From the entries below, return every line that includes the word "value".

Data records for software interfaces
****************************************

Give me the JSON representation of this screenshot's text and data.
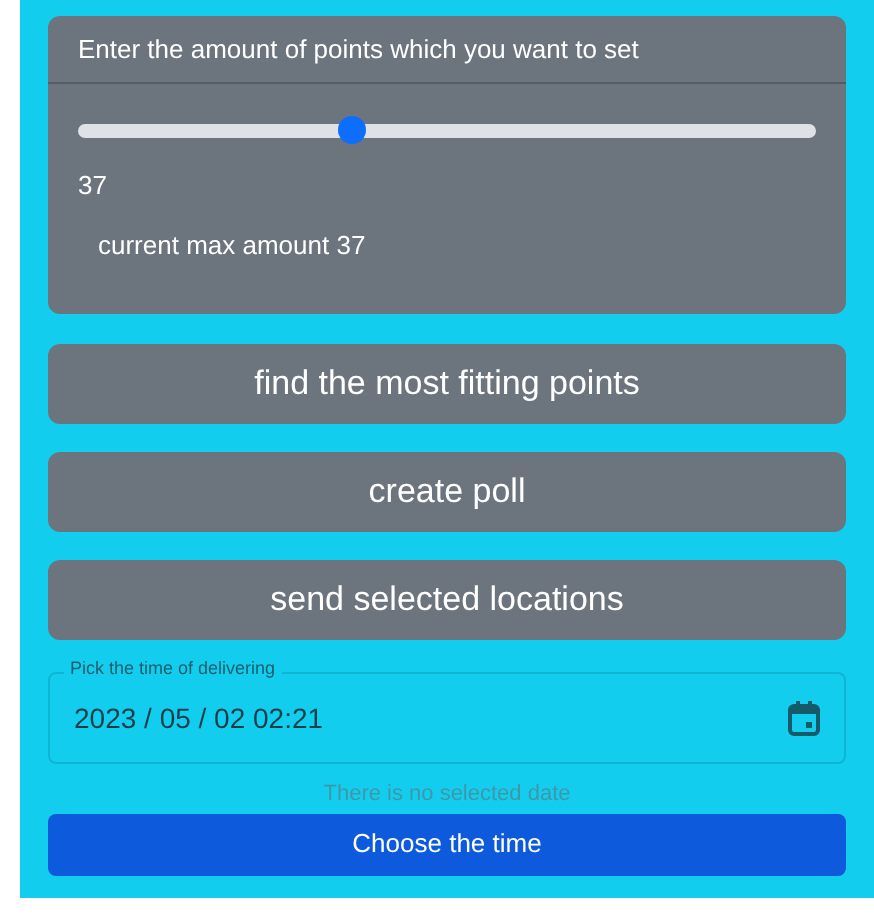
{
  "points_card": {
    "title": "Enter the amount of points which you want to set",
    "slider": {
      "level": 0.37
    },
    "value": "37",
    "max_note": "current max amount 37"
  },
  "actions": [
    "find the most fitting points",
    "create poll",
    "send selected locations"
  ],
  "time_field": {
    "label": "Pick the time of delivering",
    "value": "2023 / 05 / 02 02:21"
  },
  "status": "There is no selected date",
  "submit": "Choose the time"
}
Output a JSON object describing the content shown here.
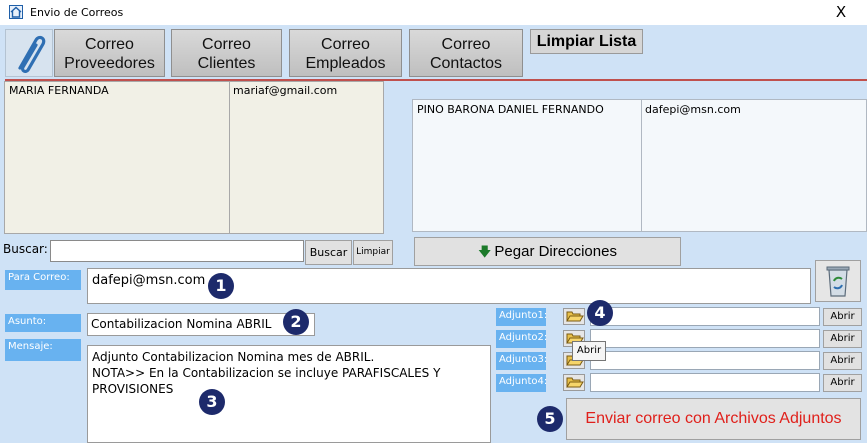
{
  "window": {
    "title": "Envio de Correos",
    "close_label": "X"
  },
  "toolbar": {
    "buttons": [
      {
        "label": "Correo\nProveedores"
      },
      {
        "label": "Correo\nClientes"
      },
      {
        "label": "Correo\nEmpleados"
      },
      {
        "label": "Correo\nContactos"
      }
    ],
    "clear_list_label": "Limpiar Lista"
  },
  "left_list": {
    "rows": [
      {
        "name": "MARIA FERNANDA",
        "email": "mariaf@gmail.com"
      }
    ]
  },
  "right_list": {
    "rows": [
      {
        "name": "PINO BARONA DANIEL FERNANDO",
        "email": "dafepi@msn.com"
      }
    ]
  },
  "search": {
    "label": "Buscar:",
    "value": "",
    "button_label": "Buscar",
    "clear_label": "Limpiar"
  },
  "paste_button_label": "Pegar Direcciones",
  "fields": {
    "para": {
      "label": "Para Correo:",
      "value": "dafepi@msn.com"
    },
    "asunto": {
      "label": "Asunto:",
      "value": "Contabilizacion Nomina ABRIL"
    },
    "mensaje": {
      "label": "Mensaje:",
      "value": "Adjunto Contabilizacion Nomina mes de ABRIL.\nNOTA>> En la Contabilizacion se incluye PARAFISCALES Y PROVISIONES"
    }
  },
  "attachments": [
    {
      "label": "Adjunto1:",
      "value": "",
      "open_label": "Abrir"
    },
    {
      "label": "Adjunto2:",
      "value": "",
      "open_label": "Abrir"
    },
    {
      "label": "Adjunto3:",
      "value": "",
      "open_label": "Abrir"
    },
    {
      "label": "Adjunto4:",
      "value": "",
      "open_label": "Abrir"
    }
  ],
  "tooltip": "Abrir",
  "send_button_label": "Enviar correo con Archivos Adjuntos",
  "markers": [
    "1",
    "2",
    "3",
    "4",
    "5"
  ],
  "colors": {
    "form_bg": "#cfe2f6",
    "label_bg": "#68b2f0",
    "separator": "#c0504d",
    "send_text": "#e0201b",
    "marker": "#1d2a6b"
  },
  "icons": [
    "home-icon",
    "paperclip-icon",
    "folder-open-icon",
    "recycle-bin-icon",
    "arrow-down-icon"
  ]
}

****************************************

■ Expected answer ■
    "value": "37",
    "value": "2023 / 05 / 02 02:21"
    "value": "",
      "value": "dafepi@msn.com"
      "value": "Contabilizacion Nomina ABRIL"
      "value": "Adjunto Contabilizacion Nomina mes de ABRIL.\nNOTA>> En la Contabilizacion se incluye PARAFISCALES Y PROVISIONES"
      "value": "",
      "value": "",
      "value": "",
      "value": "",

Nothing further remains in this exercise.